(Page and application data records)
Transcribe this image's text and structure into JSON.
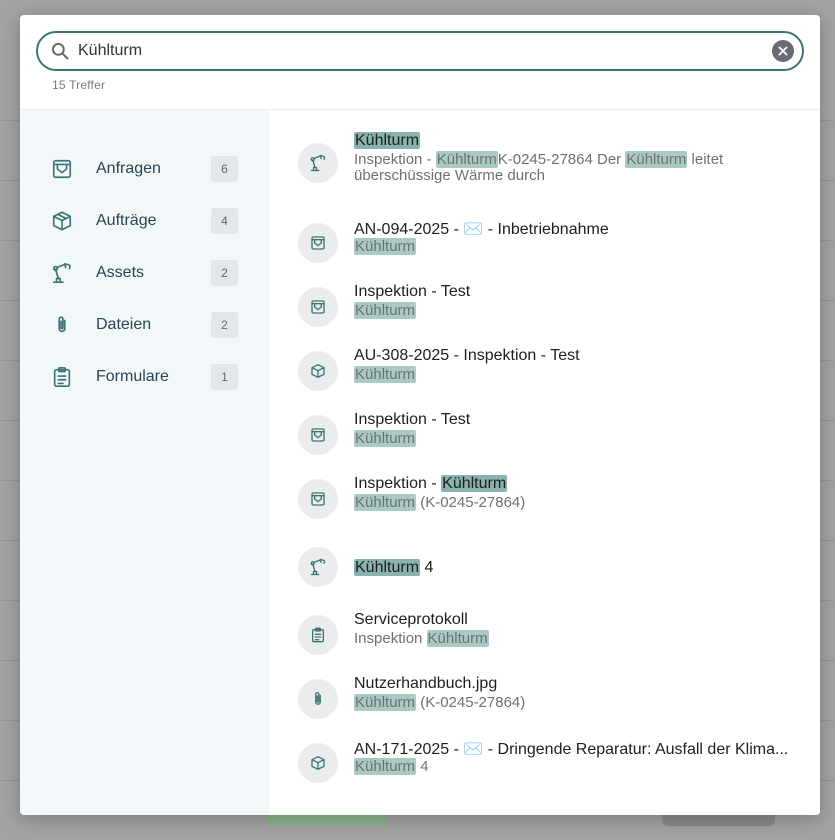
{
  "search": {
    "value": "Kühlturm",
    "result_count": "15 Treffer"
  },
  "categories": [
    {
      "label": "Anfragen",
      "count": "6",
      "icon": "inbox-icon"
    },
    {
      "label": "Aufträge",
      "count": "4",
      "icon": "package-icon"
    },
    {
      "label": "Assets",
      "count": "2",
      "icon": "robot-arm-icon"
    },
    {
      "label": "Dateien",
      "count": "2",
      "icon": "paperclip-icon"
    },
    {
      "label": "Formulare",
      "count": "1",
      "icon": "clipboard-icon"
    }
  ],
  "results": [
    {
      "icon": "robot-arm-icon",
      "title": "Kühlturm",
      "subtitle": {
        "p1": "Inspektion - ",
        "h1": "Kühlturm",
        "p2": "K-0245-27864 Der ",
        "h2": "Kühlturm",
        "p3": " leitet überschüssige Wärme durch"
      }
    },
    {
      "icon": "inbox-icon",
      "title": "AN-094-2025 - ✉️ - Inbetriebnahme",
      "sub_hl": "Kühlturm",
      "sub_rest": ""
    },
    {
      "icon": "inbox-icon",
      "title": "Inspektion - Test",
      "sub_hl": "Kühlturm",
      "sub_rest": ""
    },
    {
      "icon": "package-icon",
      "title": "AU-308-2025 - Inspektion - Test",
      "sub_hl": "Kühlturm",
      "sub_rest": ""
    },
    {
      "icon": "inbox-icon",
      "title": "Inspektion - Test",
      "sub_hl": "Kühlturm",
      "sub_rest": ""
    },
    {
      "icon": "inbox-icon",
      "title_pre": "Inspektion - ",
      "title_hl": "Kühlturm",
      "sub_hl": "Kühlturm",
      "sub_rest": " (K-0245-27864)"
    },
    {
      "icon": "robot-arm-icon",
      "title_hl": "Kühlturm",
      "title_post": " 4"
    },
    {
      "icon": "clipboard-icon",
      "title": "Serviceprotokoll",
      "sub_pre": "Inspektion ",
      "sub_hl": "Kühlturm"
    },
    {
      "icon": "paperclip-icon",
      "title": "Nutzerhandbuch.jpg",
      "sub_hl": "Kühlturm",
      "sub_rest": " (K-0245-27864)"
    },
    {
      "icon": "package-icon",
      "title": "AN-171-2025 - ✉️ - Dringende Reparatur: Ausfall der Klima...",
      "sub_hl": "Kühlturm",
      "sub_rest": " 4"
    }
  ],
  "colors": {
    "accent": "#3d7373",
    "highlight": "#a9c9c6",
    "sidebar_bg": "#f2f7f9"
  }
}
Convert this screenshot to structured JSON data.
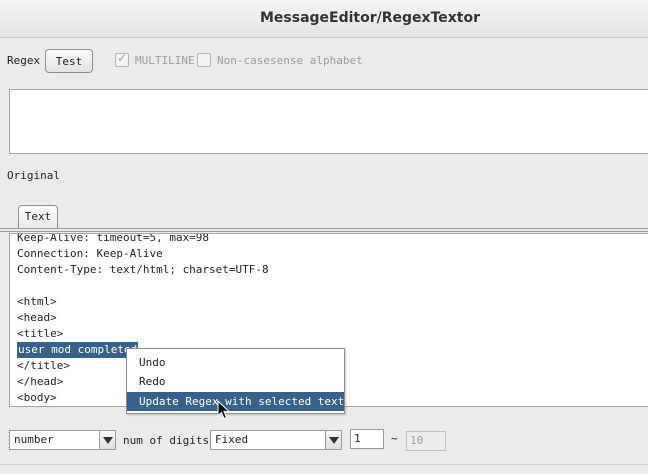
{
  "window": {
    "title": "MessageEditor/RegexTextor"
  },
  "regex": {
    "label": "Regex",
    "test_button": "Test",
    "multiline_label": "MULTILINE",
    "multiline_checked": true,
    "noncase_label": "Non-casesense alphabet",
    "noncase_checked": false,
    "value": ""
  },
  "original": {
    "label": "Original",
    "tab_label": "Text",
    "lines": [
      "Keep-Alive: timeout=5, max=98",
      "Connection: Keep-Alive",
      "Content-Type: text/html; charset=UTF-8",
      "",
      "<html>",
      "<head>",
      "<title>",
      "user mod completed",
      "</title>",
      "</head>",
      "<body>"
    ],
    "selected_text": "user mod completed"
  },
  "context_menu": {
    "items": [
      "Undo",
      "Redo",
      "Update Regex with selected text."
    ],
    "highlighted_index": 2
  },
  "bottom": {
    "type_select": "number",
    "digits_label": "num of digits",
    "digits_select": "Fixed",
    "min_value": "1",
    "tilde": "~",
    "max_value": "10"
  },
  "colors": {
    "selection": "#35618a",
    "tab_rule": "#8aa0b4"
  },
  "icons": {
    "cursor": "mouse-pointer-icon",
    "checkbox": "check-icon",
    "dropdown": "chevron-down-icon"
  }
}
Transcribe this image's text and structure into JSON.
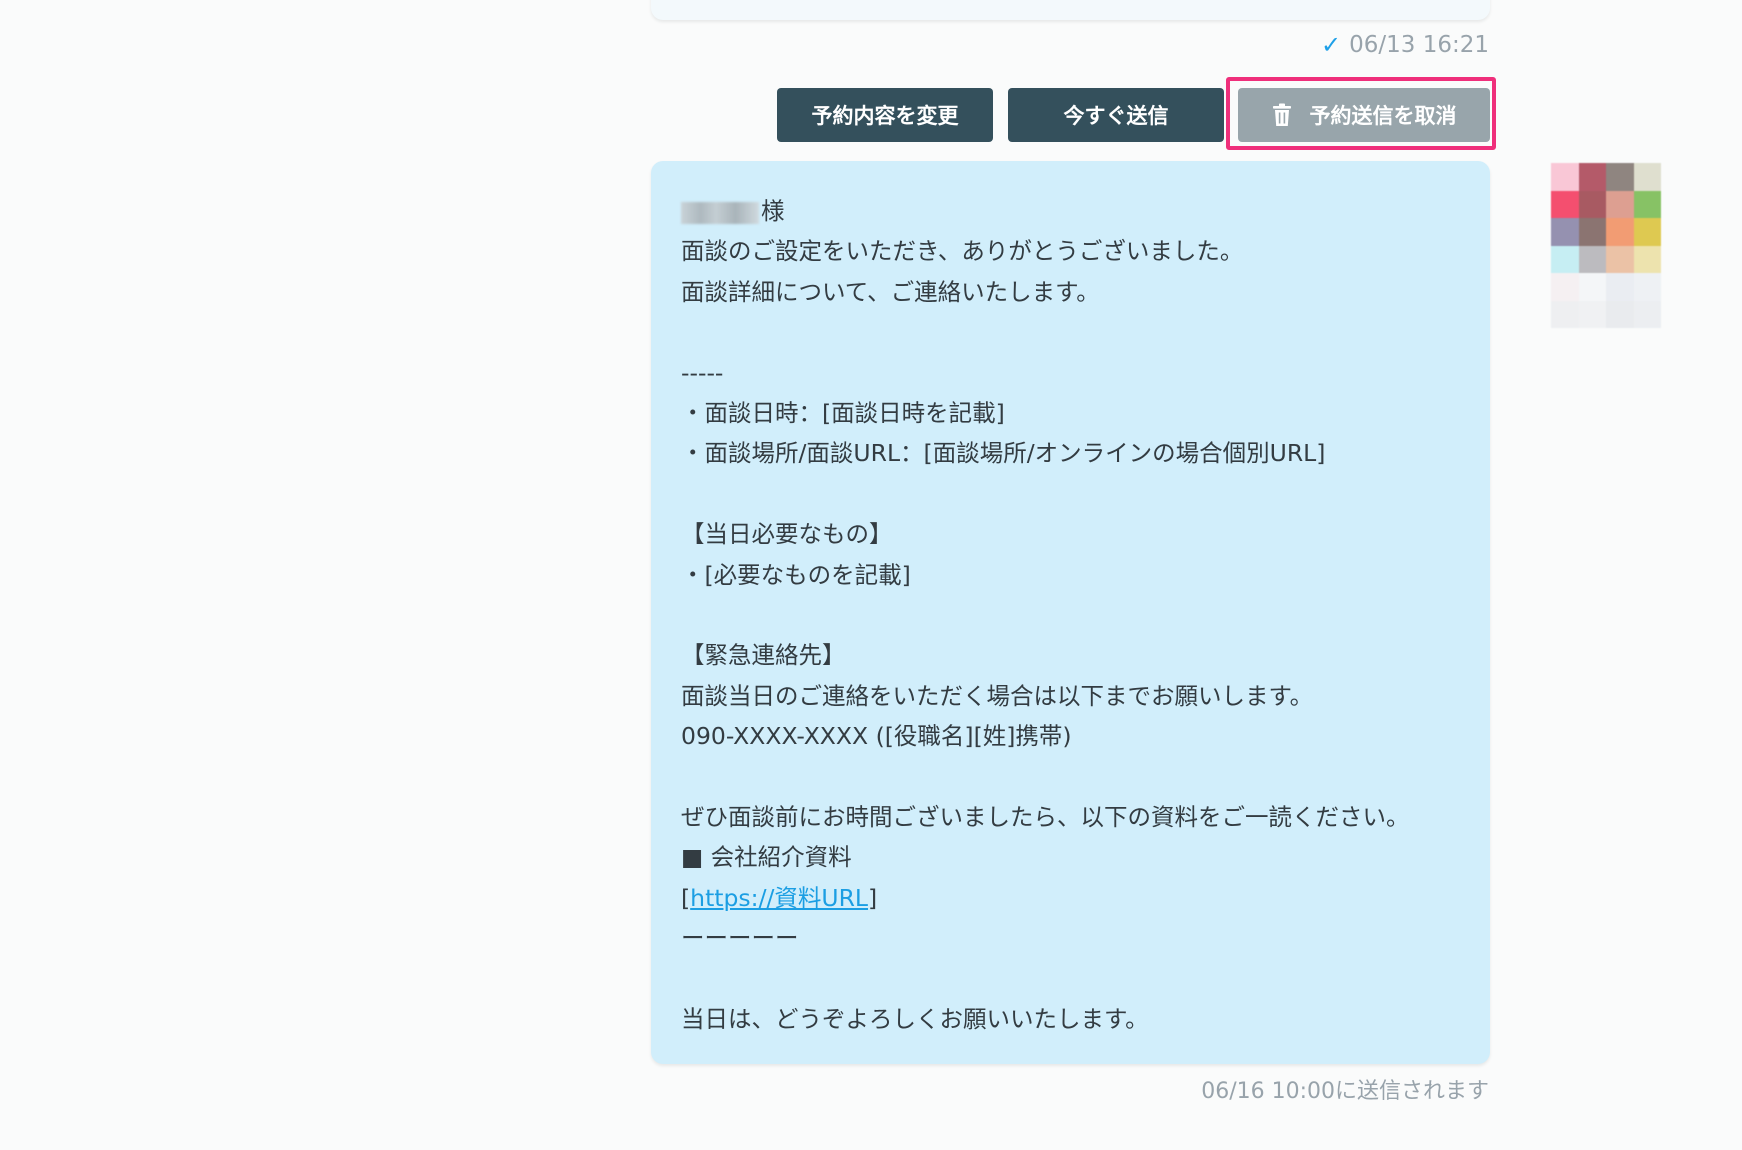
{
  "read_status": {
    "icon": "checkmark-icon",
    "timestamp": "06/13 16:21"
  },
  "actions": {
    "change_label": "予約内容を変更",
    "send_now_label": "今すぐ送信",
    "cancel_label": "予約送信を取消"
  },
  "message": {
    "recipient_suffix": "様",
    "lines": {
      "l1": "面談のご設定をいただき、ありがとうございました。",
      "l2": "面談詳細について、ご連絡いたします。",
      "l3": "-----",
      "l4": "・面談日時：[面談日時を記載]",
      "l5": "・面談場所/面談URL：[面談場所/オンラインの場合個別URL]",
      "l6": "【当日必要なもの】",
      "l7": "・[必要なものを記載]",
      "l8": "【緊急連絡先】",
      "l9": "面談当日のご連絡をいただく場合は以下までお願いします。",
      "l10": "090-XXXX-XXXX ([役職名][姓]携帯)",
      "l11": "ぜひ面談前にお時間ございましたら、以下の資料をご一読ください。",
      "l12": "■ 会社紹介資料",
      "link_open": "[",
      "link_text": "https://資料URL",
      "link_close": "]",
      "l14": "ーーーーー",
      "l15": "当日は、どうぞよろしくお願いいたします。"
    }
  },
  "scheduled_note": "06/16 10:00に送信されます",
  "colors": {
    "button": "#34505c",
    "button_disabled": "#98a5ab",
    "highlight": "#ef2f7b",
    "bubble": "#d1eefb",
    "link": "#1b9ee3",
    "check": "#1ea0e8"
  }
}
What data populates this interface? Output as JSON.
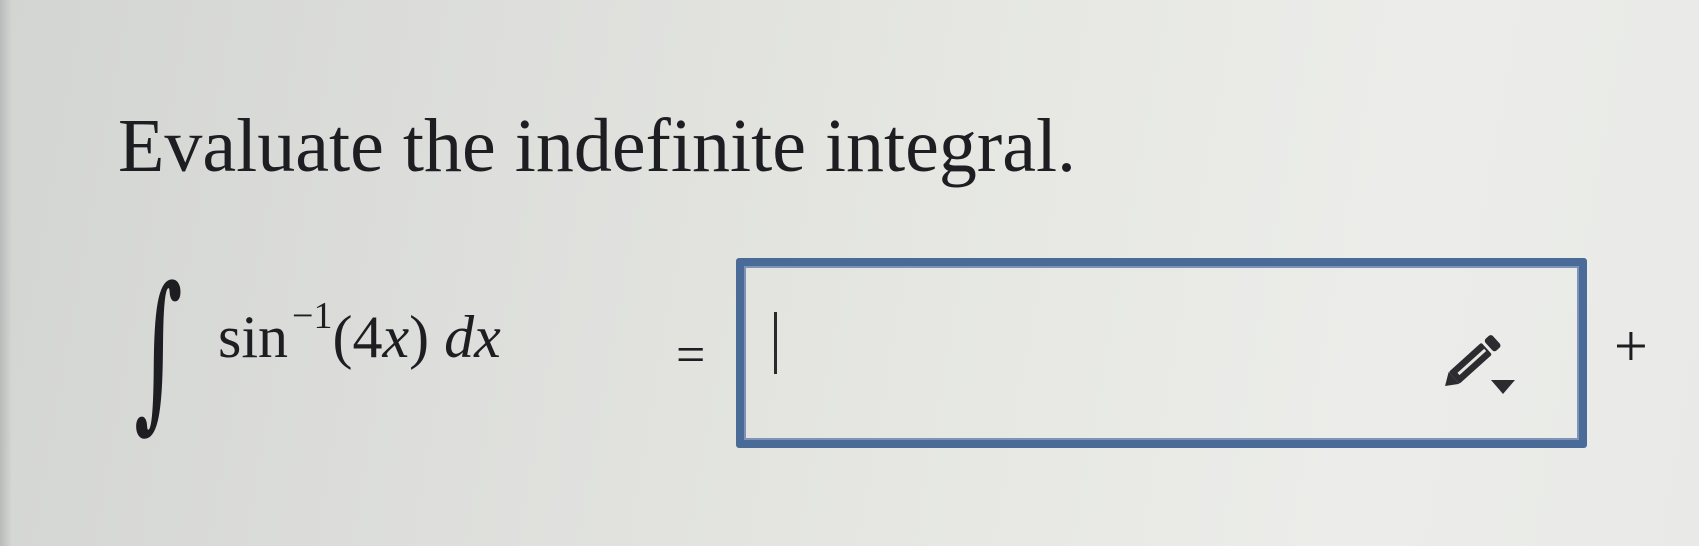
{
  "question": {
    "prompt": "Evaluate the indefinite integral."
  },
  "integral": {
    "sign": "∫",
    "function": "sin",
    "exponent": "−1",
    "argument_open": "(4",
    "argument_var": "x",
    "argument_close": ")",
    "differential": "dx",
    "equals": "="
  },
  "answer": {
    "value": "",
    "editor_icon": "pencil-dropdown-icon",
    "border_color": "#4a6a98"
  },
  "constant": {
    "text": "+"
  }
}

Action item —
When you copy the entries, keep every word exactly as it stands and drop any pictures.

Response area —
Transcribe this image's text and structure into JSON.
{
  "search": {
    "value": "Kühlturm",
    "result_count": "15 Treffer"
  },
  "categories": [
    {
      "label": "Anfragen",
      "count": "6",
      "icon": "inbox-icon"
    },
    {
      "label": "Aufträge",
      "count": "4",
      "icon": "package-icon"
    },
    {
      "label": "Assets",
      "count": "2",
      "icon": "robot-arm-icon"
    },
    {
      "label": "Dateien",
      "count": "2",
      "icon": "paperclip-icon"
    },
    {
      "label": "Formulare",
      "count": "1",
      "icon": "clipboard-icon"
    }
  ],
  "results": [
    {
      "icon": "robot-arm-icon",
      "title": "Kühlturm",
      "subtitle": {
        "p1": "Inspektion - ",
        "h1": "Kühlturm",
        "p2": "K-0245-27864 Der ",
        "h2": "Kühlturm",
        "p3": " leitet überschüssige Wärme durch"
      }
    },
    {
      "icon": "inbox-icon",
      "title": "AN-094-2025 - ✉️ - Inbetriebnahme",
      "sub_hl": "Kühlturm",
      "sub_rest": ""
    },
    {
      "icon": "inbox-icon",
      "title": "Inspektion - Test",
      "sub_hl": "Kühlturm",
      "sub_rest": ""
    },
    {
      "icon": "package-icon",
      "title": "AU-308-2025 - Inspektion - Test",
      "sub_hl": "Kühlturm",
      "sub_rest": ""
    },
    {
      "icon": "inbox-icon",
      "title": "Inspektion - Test",
      "sub_hl": "Kühlturm",
      "sub_rest": ""
    },
    {
      "icon": "inbox-icon",
      "title_pre": "Inspektion - ",
      "title_hl": "Kühlturm",
      "sub_hl": "Kühlturm",
      "sub_rest": " (K-0245-27864)"
    },
    {
      "icon": "robot-arm-icon",
      "title_hl": "Kühlturm",
      "title_post": " 4"
    },
    {
      "icon": "clipboard-icon",
      "title": "Serviceprotokoll",
      "sub_pre": "Inspektion ",
      "sub_hl": "Kühlturm"
    },
    {
      "icon": "paperclip-icon",
      "title": "Nutzerhandbuch.jpg",
      "sub_hl": "Kühlturm",
      "sub_rest": " (K-0245-27864)"
    },
    {
      "icon": "package-icon",
      "title": "AN-171-2025 - ✉️ - Dringende Reparatur: Ausfall der Klima...",
      "sub_hl": "Kühlturm",
      "sub_rest": " 4"
    }
  ],
  "colors": {
    "accent": "#3d7373",
    "highlight": "#a9c9c6",
    "sidebar_bg": "#f2f7f9"
  }
}
Convert this screenshot to structured JSON data.
{
  "window": {
    "title": "MessageEditor/RegexTextor"
  },
  "regex": {
    "label": "Regex",
    "test_button": "Test",
    "multiline_label": "MULTILINE",
    "multiline_checked": true,
    "noncase_label": "Non-casesense alphabet",
    "noncase_checked": false,
    "value": ""
  },
  "original": {
    "label": "Original",
    "tab_label": "Text",
    "lines": [
      "Keep-Alive: timeout=5, max=98",
      "Connection: Keep-Alive",
      "Content-Type: text/html; charset=UTF-8",
      "",
      "<html>",
      "<head>",
      "<title>",
      "user mod completed",
      "</title>",
      "</head>",
      "<body>"
    ],
    "selected_text": "user mod completed"
  },
  "context_menu": {
    "items": [
      "Undo",
      "Redo",
      "Update Regex with selected text."
    ],
    "highlighted_index": 2
  },
  "bottom": {
    "type_select": "number",
    "digits_label": "num of digits",
    "digits_select": "Fixed",
    "min_value": "1",
    "tilde": "~",
    "max_value": "10"
  },
  "colors": {
    "selection": "#35618a",
    "tab_rule": "#8aa0b4"
  },
  "icons": {
    "cursor": "mouse-pointer-icon",
    "checkbox": "check-icon",
    "dropdown": "chevron-down-icon"
  }
}
Transcribe this image's text and structure into JSON.
{
  "read_status": {
    "icon": "checkmark-icon",
    "timestamp": "06/13 16:21"
  },
  "actions": {
    "change_label": "予約内容を変更",
    "send_now_label": "今すぐ送信",
    "cancel_label": "予約送信を取消"
  },
  "message": {
    "recipient_suffix": "様",
    "lines": {
      "l1": "面談のご設定をいただき、ありがとうございました。",
      "l2": "面談詳細について、ご連絡いたします。",
      "l3": "-----",
      "l4": "・面談日時：[面談日時を記載]",
      "l5": "・面談場所/面談URL：[面談場所/オンラインの場合個別URL]",
      "l6": "【当日必要なもの】",
      "l7": "・[必要なものを記載]",
      "l8": "【緊急連絡先】",
      "l9": "面談当日のご連絡をいただく場合は以下までお願いします。",
      "l10": "090-XXXX-XXXX ([役職名][姓]携帯)",
      "l11": "ぜひ面談前にお時間ございましたら、以下の資料をご一読ください。",
      "l12": "■ 会社紹介資料",
      "link_open": "[",
      "link_text": "https://資料URL",
      "link_close": "]",
      "l14": "ーーーーー",
      "l15": "当日は、どうぞよろしくお願いいたします。"
    }
  },
  "scheduled_note": "06/16 10:00に送信されます",
  "colors": {
    "button": "#34505c",
    "button_disabled": "#98a5ab",
    "highlight": "#ef2f7b",
    "bubble": "#d1eefb",
    "link": "#1b9ee3",
    "check": "#1ea0e8"
  }
}
What data populates this interface? Output as JSON.
{
  "question": {
    "prompt": "Evaluate the indefinite integral."
  },
  "integral": {
    "sign": "∫",
    "function": "sin",
    "exponent": "−1",
    "argument_open": "(4",
    "argument_var": "x",
    "argument_close": ")",
    "differential": "dx",
    "equals": "="
  },
  "answer": {
    "value": "",
    "editor_icon": "pencil-dropdown-icon",
    "border_color": "#4a6a98"
  },
  "constant": {
    "text": "+"
  }
}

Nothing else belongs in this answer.